The Dark Side of Lottery


Lottery is a gambling game in which you buy numbered tickets and win prizes, usually money. You can play the lottery in person or online. Many states run lotteries, and each state has its own laws governing the operation of lotteries. A prize for a winner can range from money to jewelry or a new car. The odds of winning vary wildly depending on how many tickets have been purchased and how many numbers match the randomly selected ones. The chances of winning the biggest prizes are incredibly slim.

The idea of winning the lottery is enticing because it promises instant riches. It is a tempting gamble in an age of inequality and limited social mobility. But there is a dark side to the lottery, and it has to do with the inextricable link between playing and having money.

People buy lottery tickets to try to improve their lives. They want to have enough money to buy a house, or a nicer car, or pay for their kids’ tuition. But the reality is that you’re much more likely to be struck by lightning, become president of the United States, or get attacked by a shark than win any major lottery. Nevertheless, millions of Americans buy lottery tickets each year. And the number of those who play is growing.

In the past, when you wanted to decide who should be awarded something, such as land or a slave, you placed several objects with others in a receptacle and then drew lots, the person whose object fell out first being the winner. The word lot came to mean “a share or portion assigned by chance,” and later a scheme of awarding prizes by chance was called a lottery. It is from this sense of the lottery that we get the expression to cast one’s lot with another (1530s, originally biblical).

The modern lottery is a system for raising money by selling chances to win a prize, such as money or goods, to persons who purchase tickets. Federal law prohibits the mailing or transportation in interstate or foreign commerce of lottery tickets or promotional material. In the United States, state legislatures generally create the legal framework for conducting lotteries, and lottery offices are responsible for selecting and training retailers to sell and redeem tickets and merchandise, promoting the sale of tickets, paying the top prizes, and ensuring that both players and retailers comply with the legal requirements for operating the games.

In addition, the government collects a percentage of ticket sales to help fund public services and infrastructure, including education and health.
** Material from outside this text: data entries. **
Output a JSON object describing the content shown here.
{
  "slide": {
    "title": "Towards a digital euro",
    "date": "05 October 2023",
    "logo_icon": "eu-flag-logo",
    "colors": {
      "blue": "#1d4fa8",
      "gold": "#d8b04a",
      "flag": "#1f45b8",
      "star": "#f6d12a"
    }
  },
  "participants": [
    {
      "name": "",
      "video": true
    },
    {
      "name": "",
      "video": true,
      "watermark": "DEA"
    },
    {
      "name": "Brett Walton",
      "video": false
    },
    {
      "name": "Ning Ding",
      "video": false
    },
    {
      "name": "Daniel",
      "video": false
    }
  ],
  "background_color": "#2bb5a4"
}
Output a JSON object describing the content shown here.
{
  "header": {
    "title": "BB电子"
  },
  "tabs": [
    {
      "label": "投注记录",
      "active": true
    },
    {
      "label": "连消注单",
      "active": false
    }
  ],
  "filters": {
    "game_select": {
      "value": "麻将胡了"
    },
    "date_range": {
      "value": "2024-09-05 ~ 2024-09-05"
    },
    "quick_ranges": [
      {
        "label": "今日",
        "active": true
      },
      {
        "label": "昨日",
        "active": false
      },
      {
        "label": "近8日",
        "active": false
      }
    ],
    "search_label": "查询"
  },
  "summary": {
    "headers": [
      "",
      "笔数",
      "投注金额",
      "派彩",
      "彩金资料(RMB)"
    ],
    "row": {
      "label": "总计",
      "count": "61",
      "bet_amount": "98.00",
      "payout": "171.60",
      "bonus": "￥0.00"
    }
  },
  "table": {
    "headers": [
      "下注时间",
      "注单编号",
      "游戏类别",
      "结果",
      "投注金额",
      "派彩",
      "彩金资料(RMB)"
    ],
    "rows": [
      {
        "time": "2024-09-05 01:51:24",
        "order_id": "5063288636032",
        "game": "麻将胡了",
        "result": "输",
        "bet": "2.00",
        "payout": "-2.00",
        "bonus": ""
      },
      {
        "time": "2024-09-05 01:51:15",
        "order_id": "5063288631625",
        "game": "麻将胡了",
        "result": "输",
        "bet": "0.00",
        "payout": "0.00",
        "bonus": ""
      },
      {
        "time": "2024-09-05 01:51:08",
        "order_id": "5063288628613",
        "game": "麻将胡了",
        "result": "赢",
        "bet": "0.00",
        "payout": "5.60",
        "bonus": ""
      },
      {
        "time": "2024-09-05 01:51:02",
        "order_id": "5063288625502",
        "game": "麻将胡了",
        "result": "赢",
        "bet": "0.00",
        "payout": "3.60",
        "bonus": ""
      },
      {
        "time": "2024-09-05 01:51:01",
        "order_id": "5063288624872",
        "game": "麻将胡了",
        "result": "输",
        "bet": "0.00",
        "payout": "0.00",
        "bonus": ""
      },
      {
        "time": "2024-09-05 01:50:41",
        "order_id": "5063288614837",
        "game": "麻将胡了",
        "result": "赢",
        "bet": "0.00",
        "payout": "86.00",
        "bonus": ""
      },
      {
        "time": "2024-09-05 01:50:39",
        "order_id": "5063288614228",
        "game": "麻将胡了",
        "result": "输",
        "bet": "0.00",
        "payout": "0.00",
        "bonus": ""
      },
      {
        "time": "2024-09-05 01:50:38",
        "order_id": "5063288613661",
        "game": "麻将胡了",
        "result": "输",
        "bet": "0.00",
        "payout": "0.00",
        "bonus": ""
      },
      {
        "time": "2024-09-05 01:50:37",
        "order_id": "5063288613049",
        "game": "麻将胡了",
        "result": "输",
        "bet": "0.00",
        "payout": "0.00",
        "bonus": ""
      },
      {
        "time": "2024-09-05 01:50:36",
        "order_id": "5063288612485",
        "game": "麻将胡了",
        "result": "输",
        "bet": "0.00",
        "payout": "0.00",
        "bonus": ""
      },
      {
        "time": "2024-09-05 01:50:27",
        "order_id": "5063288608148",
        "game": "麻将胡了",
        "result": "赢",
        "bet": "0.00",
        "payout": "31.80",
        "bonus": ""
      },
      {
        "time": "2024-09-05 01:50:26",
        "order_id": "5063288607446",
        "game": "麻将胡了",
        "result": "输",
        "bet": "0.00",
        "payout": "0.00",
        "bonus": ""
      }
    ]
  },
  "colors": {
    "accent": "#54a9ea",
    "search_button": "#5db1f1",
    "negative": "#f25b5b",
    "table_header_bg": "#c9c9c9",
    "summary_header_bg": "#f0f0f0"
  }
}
Lottery proceeds also are used to pay for national and international sports events, arts programs, and other cultural activities. In some states, lottery proceeds are also used for other purposes, such as public safety. These appropriations are based on the assumption that lottery profits can provide significant revenue for a variety of purposes and will attract large numbers of participants.